Chancellor Jeremy Hunt has announced reversals of most of the measures announced in the recent Mini Budget.
The changes have been brought forward from the publication of the government’s Medium-Term Fiscal Plan, which is set for 31 October.
Mr Hunt announced that the following tax policies will no longer be taken forward:
- cutting the basic rate of income tax to 19% from April 2023. The basic rate of income tax will remain at 20% indefinitely.
- cutting dividend tax by 1.25 percentage points from April 2023. The 1.25 percentage point increase, which took effect in April 2022, will remain in place.
- repealing the 2017 and 2021 reforms to the off-payroll working rules (also known as IR35) from April 2023. The reforms will remain in place.
The changes follow previously announced decisions not to proceed with proposals to remove the additional rate of income tax and to cancel the planned rise in the corporation tax rate.
The Chancellor also revealed that while the Energy Price Guarantee (EPG) and the Energy Bill Relief Scheme will continue as previously announced until April, they will be reviewed for beyond that date.

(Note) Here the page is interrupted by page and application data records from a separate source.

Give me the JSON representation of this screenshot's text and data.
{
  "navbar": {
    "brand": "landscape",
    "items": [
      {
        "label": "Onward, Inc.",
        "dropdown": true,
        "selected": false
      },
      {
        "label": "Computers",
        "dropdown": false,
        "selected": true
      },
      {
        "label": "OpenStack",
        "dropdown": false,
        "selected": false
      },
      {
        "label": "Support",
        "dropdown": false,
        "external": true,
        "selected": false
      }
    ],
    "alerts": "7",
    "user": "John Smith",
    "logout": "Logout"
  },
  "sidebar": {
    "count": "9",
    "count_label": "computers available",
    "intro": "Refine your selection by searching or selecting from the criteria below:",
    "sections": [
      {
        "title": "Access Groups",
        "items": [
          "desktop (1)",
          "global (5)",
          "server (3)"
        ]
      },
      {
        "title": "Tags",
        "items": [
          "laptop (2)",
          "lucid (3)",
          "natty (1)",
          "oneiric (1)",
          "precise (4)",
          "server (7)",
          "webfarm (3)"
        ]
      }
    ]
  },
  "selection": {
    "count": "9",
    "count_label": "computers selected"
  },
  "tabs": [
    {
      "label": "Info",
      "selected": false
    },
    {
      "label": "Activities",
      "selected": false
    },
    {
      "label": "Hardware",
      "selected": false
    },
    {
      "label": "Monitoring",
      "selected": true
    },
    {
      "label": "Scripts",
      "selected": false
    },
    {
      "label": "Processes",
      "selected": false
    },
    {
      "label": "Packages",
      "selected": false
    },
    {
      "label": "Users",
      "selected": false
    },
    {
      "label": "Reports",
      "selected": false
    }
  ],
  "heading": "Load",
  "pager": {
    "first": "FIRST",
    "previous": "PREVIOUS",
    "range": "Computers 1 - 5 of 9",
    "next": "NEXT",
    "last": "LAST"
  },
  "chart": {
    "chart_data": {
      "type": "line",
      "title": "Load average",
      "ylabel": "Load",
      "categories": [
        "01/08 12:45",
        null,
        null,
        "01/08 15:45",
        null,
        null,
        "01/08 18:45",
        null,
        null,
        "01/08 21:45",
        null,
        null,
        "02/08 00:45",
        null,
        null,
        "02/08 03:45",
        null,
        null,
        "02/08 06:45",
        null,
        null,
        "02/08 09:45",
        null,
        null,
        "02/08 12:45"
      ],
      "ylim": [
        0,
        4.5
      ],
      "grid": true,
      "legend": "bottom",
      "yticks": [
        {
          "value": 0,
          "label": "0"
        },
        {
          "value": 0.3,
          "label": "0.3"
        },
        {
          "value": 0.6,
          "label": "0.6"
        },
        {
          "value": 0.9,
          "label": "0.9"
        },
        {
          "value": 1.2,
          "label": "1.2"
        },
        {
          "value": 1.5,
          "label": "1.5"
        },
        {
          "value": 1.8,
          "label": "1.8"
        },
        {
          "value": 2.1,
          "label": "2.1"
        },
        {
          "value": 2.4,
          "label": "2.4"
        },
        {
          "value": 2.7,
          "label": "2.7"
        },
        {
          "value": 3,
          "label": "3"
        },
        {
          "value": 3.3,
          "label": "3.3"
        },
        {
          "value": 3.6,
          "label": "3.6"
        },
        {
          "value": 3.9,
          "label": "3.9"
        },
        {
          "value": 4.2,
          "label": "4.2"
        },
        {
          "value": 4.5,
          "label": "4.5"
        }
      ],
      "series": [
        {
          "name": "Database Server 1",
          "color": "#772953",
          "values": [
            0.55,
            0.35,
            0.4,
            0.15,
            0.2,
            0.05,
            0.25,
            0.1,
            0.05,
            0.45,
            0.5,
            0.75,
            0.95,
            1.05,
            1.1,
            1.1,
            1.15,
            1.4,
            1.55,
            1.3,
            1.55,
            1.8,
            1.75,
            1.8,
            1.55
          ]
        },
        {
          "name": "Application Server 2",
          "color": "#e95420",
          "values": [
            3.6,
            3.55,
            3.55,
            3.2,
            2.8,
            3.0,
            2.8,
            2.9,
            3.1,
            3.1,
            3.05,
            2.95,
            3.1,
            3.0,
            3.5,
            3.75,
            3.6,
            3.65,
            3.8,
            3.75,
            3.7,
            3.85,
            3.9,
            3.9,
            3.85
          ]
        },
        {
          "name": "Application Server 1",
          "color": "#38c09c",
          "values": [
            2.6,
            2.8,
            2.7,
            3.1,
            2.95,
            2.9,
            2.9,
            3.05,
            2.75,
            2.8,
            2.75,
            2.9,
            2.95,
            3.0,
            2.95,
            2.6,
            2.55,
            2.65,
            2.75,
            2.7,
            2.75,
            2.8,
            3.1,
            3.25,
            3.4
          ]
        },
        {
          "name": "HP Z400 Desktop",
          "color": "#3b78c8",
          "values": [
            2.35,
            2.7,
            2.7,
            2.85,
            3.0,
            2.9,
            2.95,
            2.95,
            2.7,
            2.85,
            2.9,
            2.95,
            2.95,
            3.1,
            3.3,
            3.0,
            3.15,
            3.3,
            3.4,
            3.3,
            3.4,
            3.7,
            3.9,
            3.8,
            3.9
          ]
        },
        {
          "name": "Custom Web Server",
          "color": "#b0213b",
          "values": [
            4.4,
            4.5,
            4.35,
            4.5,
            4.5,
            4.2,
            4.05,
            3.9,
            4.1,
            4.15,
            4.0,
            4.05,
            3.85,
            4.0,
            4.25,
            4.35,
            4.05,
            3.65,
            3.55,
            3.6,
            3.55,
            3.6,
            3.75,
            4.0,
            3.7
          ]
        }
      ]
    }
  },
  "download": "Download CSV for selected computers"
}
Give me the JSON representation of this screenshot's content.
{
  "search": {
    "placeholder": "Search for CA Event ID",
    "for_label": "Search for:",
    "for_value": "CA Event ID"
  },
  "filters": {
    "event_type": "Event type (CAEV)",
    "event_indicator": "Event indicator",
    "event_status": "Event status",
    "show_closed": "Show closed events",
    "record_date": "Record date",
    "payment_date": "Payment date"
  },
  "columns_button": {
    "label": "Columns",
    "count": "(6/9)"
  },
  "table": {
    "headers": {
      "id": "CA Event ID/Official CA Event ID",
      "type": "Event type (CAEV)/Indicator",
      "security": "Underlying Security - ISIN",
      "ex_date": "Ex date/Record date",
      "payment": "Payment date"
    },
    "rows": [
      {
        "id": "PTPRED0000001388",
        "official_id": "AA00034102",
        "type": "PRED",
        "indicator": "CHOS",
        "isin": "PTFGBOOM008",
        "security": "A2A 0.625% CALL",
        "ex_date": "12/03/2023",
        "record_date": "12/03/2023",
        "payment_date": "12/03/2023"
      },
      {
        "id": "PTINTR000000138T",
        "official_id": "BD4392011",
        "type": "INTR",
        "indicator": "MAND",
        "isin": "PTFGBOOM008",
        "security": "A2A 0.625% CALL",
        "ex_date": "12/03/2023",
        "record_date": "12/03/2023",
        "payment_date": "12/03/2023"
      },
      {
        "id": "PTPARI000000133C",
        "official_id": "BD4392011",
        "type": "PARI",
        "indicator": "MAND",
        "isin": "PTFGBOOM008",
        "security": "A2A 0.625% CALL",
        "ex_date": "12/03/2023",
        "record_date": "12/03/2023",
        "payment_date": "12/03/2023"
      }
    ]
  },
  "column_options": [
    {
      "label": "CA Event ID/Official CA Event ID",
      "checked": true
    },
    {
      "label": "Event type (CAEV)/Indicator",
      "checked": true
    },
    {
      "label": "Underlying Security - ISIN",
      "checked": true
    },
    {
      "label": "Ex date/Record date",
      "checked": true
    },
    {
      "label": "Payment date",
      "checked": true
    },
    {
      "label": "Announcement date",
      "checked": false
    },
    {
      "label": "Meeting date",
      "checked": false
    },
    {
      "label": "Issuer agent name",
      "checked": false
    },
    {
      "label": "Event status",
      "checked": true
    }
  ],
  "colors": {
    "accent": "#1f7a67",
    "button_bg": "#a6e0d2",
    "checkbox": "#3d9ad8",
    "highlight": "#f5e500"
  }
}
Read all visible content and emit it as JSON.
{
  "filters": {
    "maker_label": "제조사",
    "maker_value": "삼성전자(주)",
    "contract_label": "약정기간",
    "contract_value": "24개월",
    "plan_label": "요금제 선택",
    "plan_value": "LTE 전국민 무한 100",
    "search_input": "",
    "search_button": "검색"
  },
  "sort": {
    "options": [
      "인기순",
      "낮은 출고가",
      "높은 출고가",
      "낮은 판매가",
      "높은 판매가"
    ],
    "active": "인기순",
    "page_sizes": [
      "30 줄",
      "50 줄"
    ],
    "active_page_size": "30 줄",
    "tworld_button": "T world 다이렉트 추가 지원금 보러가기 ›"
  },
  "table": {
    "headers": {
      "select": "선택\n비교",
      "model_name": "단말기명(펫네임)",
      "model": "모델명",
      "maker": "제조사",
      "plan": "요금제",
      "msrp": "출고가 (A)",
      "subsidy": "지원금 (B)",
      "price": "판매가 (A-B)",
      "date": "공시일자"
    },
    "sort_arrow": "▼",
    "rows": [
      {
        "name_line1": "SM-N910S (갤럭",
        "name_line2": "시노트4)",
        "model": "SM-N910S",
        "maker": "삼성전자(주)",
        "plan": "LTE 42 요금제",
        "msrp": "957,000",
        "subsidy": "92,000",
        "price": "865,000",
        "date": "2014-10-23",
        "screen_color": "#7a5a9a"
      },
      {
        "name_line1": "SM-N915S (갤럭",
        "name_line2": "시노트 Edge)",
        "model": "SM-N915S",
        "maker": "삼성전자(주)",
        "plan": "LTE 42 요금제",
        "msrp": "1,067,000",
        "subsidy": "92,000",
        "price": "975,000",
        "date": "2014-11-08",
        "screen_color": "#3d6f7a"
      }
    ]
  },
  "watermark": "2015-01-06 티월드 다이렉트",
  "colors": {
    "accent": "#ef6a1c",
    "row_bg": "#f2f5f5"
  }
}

A Treasury-led review will therefore be launched to consider how to support households and businesses with energy bills after April 2023.
Commenting on the changes, Martin McTague, Chair of the Federation of Small Businesses (FSB), said: ‘The Chancellor is right to highlight the need for stability, following all of the political turmoil and chopping and changing which has made it virtually impossible for businesses to plan and make investment decisions.
‘Small businesses want to be growing and investing, but will need economic conditions to improve and sky-high operating costs brought down in order for them to be front and centre of future economic recovery.
‘There are significant recessionary pressures causing severe problems for small firms and the people who work for them – while the Chancellor has focused on reassuring markets . . . , the government must combine this with pro-growth measures that support the real economy.’